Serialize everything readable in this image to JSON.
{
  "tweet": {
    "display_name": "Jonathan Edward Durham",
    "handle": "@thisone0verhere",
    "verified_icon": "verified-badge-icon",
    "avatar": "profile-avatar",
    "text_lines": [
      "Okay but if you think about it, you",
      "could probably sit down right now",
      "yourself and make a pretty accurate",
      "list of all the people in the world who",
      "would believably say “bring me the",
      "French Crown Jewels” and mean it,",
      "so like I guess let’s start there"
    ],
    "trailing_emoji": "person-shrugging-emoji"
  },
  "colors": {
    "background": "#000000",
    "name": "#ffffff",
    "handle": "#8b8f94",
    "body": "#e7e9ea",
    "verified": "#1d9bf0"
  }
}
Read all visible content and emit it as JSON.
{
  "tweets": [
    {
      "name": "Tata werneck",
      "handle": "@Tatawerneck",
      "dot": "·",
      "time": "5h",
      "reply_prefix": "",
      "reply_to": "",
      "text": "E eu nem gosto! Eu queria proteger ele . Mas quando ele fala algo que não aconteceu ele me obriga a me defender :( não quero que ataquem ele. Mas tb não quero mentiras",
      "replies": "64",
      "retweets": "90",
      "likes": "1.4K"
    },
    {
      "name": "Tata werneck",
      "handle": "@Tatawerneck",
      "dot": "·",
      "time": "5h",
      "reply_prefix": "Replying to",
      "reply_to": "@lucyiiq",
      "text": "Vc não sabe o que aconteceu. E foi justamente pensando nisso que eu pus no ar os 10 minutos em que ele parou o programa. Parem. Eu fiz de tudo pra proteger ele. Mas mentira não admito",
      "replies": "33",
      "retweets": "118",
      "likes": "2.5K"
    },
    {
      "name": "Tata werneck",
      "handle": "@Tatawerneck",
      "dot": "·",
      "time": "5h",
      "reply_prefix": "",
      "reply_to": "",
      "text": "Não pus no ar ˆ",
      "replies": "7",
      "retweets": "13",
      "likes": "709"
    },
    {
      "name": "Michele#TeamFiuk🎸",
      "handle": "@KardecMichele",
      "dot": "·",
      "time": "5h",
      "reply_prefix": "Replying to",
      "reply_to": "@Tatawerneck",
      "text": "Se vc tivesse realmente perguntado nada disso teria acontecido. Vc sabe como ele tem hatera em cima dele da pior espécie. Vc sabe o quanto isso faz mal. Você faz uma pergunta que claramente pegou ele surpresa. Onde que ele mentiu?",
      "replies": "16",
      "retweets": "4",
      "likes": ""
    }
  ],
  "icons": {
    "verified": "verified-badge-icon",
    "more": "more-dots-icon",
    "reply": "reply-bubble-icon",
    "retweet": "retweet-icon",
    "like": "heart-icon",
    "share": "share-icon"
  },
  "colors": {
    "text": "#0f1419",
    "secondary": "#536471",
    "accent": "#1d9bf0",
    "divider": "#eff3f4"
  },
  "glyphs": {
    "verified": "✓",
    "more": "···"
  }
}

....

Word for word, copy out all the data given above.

Serialize everything readable in this image to JSON.
{
  "tweet": {
    "display_name": "Jonathan Edward Durham",
    "handle": "@thisone0verhere",
    "verified_icon": "verified-badge-icon",
    "avatar": "profile-avatar",
    "text_lines": [
      "Okay but if you think about it, you",
      "could probably sit down right now",
      "yourself and make a pretty accurate",
      "list of all the people in the world who",
      "would believably say “bring me the",
      "French Crown Jewels” and mean it,",
      "so like I guess let’s start there"
    ],
    "trailing_emoji": "person-shrugging-emoji"
  },
  "colors": {
    "background": "#000000",
    "name": "#ffffff",
    "handle": "#8b8f94",
    "body": "#e7e9ea",
    "verified": "#1d9bf0"
  }
}
Read all visible content and emit it as JSON.
{
  "tweets": [
    {
      "name": "Tata werneck",
      "handle": "@Tatawerneck",
      "dot": "·",
      "time": "5h",
      "reply_prefix": "",
      "reply_to": "",
      "text": "E eu nem gosto! Eu queria proteger ele . Mas quando ele fala algo que não aconteceu ele me obriga a me defender :( não quero que ataquem ele. Mas tb não quero mentiras",
      "replies": "64",
      "retweets": "90",
      "likes": "1.4K"
    },
    {
      "name": "Tata werneck",
      "handle": "@Tatawerneck",
      "dot": "·",
      "time": "5h",
      "reply_prefix": "Replying to",
      "reply_to": "@lucyiiq",
      "text": "Vc não sabe o que aconteceu. E foi justamente pensando nisso que eu pus no ar os 10 minutos em que ele parou o programa. Parem. Eu fiz de tudo pra proteger ele. Mas mentira não admito",
      "replies": "33",
      "retweets": "118",
      "likes": "2.5K"
    },
    {
      "name": "Tata werneck",
      "handle": "@Tatawerneck",
      "dot": "·",
      "time": "5h",
      "reply_prefix": "",
      "reply_to": "",
      "text": "Não pus no ar ˆ",
      "replies": "7",
      "retweets": "13",
      "likes": "709"
    },
    {
      "name": "Michele#TeamFiuk🎸",
      "handle": "@KardecMichele",
      "dot": "·",
      "time": "5h",
      "reply_prefix": "Replying to",
      "reply_to": "@Tatawerneck",
      "text": "Se vc tivesse realmente perguntado nada disso teria acontecido. Vc sabe como ele tem hatera em cima dele da pior espécie. Vc sabe o quanto isso faz mal. Você faz uma pergunta que claramente pegou ele surpresa. Onde que ele mentiu?",
      "replies": "16",
      "retweets": "4",
      "likes": ""
    }
  ],
  "icons": {
    "verified": "verified-badge-icon",
    "more": "more-dots-icon",
    "reply": "reply-bubble-icon",
    "retweet": "retweet-icon",
    "like": "heart-icon",
    "share": "share-icon"
  },
  "colors": {
    "text": "#0f1419",
    "secondary": "#536471",
    "accent": "#1d9bf0",
    "divider": "#eff3f4"
  },
  "glyphs": {
    "verified": "✓",
    "more": "···"
  }
}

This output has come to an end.